Work item: Would you copy each line of the data below that has "Input"?

Given records:
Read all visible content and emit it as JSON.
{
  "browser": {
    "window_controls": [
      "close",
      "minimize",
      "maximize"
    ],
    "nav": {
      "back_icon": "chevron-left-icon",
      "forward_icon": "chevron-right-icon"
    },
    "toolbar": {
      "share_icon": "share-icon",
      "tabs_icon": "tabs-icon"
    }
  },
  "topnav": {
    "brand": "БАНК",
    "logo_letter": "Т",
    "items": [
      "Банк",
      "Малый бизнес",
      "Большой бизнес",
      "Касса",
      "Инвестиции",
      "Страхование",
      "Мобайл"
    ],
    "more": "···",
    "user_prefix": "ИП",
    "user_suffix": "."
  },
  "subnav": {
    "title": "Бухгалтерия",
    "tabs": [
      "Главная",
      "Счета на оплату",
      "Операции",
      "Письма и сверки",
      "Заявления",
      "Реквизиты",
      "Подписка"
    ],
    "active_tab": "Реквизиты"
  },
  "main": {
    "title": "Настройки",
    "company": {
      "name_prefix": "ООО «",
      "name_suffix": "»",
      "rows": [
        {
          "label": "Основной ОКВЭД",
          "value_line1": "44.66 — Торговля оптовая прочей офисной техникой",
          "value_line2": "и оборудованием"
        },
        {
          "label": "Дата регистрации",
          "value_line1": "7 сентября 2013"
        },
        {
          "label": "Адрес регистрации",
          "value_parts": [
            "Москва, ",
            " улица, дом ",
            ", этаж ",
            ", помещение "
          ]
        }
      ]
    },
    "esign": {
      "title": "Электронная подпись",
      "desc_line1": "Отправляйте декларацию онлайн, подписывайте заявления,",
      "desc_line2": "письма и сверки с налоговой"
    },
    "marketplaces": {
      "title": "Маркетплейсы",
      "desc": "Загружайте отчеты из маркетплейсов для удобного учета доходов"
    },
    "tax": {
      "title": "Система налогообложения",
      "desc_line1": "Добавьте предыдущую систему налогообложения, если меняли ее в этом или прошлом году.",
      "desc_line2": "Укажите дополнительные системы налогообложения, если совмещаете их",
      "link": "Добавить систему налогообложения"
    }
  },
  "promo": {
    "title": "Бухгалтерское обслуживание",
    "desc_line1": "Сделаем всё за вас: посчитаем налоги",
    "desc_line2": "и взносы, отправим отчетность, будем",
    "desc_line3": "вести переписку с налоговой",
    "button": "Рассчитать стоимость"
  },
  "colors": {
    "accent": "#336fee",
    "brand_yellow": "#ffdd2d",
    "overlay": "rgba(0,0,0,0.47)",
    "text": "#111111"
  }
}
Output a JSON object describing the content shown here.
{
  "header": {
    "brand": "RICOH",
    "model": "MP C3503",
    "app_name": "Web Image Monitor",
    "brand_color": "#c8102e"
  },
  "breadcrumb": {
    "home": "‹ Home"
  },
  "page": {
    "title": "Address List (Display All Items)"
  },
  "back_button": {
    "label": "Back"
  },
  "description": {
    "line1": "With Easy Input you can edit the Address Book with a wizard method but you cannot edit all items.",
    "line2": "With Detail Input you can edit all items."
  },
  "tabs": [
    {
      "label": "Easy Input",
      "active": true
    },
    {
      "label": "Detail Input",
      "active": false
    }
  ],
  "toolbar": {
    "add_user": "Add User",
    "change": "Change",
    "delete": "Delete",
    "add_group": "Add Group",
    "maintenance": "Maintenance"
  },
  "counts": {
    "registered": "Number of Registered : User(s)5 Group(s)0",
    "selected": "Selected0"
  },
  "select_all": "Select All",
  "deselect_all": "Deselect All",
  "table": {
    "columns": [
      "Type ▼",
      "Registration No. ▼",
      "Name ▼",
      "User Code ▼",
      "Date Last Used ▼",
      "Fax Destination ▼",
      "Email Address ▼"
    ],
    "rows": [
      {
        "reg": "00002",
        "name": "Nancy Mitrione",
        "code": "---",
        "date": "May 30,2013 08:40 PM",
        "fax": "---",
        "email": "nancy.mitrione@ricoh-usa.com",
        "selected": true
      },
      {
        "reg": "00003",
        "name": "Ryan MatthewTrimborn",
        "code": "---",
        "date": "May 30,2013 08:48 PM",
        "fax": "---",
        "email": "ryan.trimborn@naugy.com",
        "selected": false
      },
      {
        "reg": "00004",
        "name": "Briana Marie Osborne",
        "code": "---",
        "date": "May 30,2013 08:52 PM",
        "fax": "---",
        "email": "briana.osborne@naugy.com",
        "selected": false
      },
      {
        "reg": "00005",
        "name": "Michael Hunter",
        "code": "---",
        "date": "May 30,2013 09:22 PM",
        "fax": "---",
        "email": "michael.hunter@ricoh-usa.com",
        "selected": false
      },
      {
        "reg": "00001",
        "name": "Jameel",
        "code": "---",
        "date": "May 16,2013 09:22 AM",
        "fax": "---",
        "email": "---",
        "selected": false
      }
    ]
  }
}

Written solution:
    "line1": "With Easy Input you can edit the Address Book with a wizard method but you cannot edit all items.",
    "line2": "With Detail Input you can edit all items."
      "label": "Easy Input",
      "label": "Detail Input",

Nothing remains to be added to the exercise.